The premiere hotels in the city are the Hotel Gawiye on the River at $100-160 a night for 4-star standards. The Grand Hotel is 2nd at slightly under the quality and price point. Hotel Univers is our preferred partner and we can get you rates of between $50-80. Hotel Ronnier is a stalwart reliable choice, at around the same. The Chinese Hotel Oasis is a gaudy, plastic strange abomination near the new Chinese-built freeway, but Asians end up there nevertheless and pay more. This is an alright option as a hotel generally, but the location is terrible. There are other hotels and homestays in town that range from $30-80 but are not clean nor secure and are ill-advised.
In W Park the names of the game are Hotel de la Tapoa ($50) and Savanna Lodge ($60), both outstanding and serene.
Out in Zinder there are the beautiful and private Hotel Auberge Gamzaki for $70, Auberge Mourna also at $70 stands with a great restaurant and in a central location, and the horrible and huge hotel on the main highway peddles its slums for $25 a night, but gets by far the most business of the 3. They are busy building a new central hotel in the city which could be the best of all the bunch soon.
Homestays can be arranged for way under all these prices by NTT on request.
We can for a comfortable stay arrange any of the above at prices at least $10 under rack rate. Contact us.
Agadez is not feasible at this time to book individual hotels or homestays without an itinerary and tour. This may change in the future but contact us for special arrangements. We can book on request accommodation according to almost any budget and preferences there, and there are clear over a hundred to choose from.
Going out: Places to Shop, Eat, and Drink in Niamey
Food is great in Niamey and you’ll find French flare with Saharan style, as well as plenty of foreign flavor – Chinese is the only dissapointment.
Head to the Turkish restaurant next to Turkish Airlines office for our staff favorite, or to Amandine in the downtown for Lebanese standard fare (well-done, and positively stuffed with expats).
Namaste has the best Indian cuisine, and Mango the best African.
Le Keraw is a good riverside haunt, while Makis 2000 is the place to do business lunch (expensive.)

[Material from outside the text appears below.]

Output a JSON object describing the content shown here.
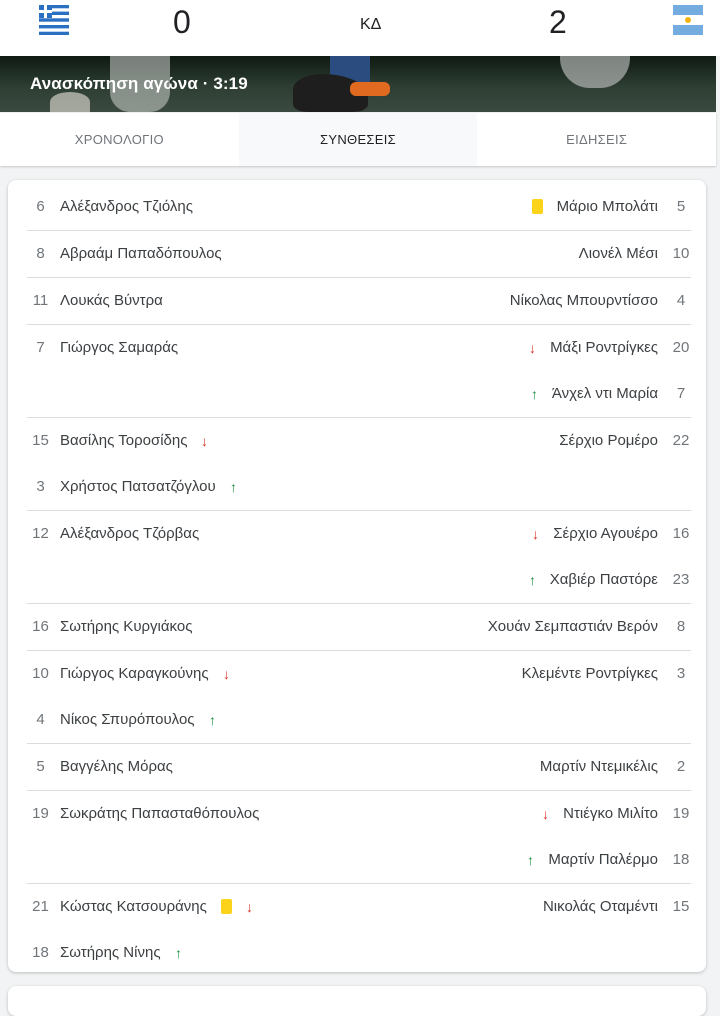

For budget backpackers, Rangoli is a mid-priced Indian cafe where dinners will run about $20. Self-caterers should head to downtown supermarkets or to Baaklini grocery. Entrees run $6-10 in Niger, drinks $2, and sides $4-10.
When it comes to bars the choices are manifold. La terasse (staff pick) is the best bar on the river. Elysee is a popular place for weekends. Moki, run by the one and only Amina, is also a staff pick and our favorite, and very chill for foreigners and locals to relax, dance, or meet.
There is plenty of dancing at Le Rivaled, but Le closh and Le toulosian should both be avoided for their past history of violence and kidnapping.